What the task requires |
Copy each line of the records below that mentions the word "تلگرام".

(Web page and app entries)
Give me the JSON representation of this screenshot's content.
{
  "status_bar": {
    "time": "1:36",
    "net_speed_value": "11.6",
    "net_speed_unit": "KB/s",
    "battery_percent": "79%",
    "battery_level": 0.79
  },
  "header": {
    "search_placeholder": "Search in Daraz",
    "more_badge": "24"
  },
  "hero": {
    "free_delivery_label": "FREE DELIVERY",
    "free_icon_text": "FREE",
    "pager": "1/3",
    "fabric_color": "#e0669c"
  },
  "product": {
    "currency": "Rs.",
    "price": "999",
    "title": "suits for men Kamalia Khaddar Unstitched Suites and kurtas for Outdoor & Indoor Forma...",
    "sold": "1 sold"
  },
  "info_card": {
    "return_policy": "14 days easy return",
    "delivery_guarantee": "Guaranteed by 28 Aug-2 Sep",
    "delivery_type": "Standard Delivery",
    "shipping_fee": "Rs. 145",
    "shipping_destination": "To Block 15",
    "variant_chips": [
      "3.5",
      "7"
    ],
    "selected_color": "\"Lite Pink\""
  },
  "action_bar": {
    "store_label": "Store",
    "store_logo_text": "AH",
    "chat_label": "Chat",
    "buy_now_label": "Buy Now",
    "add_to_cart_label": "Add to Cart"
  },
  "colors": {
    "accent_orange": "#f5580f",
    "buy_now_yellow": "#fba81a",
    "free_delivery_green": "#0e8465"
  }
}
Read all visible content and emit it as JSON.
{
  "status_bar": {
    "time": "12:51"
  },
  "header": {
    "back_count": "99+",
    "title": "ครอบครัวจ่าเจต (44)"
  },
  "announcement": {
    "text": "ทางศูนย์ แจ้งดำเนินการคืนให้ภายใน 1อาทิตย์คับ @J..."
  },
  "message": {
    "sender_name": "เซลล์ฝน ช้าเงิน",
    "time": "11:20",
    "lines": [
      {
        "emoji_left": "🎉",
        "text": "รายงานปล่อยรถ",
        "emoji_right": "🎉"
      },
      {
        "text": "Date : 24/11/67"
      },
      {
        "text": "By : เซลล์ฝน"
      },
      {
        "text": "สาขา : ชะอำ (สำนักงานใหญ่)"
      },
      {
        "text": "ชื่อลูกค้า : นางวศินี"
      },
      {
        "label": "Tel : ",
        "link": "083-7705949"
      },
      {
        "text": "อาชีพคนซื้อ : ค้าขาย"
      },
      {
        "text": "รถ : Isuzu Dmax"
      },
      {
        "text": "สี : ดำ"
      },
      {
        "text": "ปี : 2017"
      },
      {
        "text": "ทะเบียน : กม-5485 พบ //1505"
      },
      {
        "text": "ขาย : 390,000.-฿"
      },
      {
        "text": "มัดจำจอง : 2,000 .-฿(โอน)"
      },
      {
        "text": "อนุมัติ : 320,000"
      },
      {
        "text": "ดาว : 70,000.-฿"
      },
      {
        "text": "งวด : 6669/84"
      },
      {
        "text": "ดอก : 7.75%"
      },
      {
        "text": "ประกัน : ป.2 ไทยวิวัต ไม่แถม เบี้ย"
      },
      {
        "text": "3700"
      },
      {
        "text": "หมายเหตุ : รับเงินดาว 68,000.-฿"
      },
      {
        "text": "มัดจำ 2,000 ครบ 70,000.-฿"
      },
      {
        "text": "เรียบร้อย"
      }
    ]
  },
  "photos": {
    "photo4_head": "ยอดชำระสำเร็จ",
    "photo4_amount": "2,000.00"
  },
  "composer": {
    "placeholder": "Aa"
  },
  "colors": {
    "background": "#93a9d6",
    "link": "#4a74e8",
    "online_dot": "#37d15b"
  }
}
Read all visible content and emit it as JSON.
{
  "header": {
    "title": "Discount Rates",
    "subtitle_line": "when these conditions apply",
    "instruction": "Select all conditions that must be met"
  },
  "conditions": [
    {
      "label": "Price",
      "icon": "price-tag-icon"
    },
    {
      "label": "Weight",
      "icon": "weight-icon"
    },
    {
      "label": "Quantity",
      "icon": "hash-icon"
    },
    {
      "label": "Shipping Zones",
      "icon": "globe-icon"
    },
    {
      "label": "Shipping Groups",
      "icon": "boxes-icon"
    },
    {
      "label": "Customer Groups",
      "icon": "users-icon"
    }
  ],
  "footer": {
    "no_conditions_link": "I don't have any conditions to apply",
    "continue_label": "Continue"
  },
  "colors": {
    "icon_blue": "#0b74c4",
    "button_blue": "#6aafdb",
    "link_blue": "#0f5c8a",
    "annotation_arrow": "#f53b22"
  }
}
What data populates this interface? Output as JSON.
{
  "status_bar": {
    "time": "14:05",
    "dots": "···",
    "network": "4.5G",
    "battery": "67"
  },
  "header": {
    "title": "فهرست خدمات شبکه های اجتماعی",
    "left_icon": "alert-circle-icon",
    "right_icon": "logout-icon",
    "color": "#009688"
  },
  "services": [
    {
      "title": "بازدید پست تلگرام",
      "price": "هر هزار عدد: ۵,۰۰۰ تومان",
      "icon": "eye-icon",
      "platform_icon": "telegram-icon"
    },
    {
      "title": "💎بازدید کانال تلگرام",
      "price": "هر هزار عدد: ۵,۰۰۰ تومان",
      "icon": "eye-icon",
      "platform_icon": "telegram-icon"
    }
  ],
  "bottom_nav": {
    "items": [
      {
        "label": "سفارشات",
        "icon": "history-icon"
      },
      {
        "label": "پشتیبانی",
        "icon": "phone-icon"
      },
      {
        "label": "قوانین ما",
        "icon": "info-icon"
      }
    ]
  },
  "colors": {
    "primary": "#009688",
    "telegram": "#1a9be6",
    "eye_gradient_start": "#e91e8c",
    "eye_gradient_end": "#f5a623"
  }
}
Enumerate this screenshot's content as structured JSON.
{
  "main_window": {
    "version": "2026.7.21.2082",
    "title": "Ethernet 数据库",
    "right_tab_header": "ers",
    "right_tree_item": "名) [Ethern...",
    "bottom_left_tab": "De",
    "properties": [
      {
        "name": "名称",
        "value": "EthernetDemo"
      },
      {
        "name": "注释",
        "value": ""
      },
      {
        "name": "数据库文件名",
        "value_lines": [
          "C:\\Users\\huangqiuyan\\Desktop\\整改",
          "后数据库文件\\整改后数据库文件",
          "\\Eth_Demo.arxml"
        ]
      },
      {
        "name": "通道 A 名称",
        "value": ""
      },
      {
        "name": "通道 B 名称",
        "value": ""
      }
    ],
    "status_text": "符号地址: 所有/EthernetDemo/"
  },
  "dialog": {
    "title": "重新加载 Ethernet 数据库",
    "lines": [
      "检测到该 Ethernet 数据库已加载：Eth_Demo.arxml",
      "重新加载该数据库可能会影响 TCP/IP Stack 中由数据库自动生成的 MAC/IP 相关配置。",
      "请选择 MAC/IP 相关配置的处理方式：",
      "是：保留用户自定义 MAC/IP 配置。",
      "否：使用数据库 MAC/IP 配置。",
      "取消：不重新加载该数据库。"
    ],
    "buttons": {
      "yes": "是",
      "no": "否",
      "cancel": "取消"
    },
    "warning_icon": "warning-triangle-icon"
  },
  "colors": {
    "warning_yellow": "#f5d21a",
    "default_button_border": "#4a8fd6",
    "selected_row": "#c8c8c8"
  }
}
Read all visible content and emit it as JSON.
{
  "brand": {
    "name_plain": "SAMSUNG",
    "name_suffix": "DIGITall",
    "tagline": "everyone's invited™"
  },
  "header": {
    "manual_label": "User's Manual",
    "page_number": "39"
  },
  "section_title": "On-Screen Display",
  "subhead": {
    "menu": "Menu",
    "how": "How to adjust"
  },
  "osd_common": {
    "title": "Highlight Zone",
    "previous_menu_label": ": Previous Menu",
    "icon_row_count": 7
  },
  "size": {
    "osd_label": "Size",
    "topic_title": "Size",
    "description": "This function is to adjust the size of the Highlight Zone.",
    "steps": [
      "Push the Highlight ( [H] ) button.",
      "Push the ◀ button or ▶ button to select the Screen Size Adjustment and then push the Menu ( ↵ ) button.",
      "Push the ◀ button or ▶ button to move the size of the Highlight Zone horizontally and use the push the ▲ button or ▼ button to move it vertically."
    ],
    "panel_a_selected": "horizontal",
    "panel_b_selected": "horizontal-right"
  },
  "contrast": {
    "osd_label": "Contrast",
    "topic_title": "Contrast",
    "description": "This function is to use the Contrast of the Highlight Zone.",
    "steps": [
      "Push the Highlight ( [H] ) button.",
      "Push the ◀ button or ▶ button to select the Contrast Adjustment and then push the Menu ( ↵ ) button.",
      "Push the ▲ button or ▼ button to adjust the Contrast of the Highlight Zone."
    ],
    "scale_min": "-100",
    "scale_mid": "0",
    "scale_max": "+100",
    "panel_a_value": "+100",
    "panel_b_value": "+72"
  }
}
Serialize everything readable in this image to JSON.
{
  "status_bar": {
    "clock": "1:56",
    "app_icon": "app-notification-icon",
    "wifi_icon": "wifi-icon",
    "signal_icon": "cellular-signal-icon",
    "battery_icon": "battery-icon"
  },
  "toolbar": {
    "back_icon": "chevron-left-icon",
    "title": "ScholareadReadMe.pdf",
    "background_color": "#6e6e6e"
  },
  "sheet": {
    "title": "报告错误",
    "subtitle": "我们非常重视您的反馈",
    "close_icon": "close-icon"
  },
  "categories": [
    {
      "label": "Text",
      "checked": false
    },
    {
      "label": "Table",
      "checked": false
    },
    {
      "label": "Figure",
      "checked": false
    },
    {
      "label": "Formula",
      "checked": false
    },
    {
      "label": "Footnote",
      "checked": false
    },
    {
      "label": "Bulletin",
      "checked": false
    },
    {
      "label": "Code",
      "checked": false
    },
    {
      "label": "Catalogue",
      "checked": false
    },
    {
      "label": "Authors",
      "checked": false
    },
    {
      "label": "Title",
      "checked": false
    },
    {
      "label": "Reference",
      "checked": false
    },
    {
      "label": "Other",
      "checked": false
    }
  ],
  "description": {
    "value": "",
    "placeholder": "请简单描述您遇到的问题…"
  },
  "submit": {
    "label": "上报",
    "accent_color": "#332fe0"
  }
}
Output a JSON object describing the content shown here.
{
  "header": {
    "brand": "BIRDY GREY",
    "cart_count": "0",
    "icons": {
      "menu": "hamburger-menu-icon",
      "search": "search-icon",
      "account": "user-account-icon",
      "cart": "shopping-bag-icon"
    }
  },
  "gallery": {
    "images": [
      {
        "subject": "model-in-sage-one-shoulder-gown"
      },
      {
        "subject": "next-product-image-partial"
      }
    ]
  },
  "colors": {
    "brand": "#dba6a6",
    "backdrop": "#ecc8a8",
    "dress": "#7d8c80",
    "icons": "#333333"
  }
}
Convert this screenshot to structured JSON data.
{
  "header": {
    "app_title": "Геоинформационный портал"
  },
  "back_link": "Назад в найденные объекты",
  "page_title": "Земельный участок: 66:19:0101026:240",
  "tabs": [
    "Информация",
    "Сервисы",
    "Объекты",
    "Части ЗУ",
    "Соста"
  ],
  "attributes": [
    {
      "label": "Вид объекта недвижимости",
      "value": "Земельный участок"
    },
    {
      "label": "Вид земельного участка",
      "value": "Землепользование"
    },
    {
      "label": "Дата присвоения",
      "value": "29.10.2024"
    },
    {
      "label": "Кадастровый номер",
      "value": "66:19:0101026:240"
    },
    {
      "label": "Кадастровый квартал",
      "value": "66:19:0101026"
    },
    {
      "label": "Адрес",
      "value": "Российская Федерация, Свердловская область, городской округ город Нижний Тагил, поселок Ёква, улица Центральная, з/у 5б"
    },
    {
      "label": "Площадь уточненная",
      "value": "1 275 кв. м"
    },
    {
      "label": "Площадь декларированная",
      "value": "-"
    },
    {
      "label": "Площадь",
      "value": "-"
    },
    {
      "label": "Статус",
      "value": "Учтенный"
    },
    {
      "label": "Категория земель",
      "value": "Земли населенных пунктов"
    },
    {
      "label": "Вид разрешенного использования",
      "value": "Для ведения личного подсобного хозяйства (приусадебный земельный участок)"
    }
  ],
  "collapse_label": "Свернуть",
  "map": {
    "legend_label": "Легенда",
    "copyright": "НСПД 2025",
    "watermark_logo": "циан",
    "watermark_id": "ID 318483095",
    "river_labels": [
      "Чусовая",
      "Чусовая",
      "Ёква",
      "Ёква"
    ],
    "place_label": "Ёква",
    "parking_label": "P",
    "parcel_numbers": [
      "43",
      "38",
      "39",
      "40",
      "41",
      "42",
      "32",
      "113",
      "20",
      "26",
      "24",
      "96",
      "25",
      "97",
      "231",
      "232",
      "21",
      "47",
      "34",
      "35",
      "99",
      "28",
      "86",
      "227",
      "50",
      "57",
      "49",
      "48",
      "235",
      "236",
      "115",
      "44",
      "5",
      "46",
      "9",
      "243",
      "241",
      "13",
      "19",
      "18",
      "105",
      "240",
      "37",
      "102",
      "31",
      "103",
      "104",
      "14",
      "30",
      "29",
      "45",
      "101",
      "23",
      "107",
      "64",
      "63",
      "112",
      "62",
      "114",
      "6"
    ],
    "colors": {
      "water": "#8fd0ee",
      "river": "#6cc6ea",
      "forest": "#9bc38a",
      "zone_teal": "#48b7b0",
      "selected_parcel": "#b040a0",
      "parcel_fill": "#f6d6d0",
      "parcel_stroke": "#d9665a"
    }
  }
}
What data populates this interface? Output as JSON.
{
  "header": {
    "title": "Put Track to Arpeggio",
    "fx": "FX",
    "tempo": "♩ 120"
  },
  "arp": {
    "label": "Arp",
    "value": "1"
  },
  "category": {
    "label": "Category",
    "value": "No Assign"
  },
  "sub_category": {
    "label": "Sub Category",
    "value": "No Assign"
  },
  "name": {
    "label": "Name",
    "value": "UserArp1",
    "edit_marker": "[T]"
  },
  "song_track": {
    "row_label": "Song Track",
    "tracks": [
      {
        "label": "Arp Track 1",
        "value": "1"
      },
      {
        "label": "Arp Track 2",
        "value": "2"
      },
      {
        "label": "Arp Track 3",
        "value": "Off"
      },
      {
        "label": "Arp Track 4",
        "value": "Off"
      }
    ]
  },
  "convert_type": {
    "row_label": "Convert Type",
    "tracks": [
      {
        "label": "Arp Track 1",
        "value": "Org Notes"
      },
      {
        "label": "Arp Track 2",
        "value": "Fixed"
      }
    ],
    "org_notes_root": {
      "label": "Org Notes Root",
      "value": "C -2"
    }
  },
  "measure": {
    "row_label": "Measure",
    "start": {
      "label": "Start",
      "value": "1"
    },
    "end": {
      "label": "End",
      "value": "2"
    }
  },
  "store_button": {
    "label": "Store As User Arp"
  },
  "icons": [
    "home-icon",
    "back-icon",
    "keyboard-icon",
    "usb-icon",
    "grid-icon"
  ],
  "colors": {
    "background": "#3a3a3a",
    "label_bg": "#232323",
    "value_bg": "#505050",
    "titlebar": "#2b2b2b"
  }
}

Response to this exercise |
      "title": "بازدید پست تلگرام",
      "title": "💎بازدید کانال تلگرام",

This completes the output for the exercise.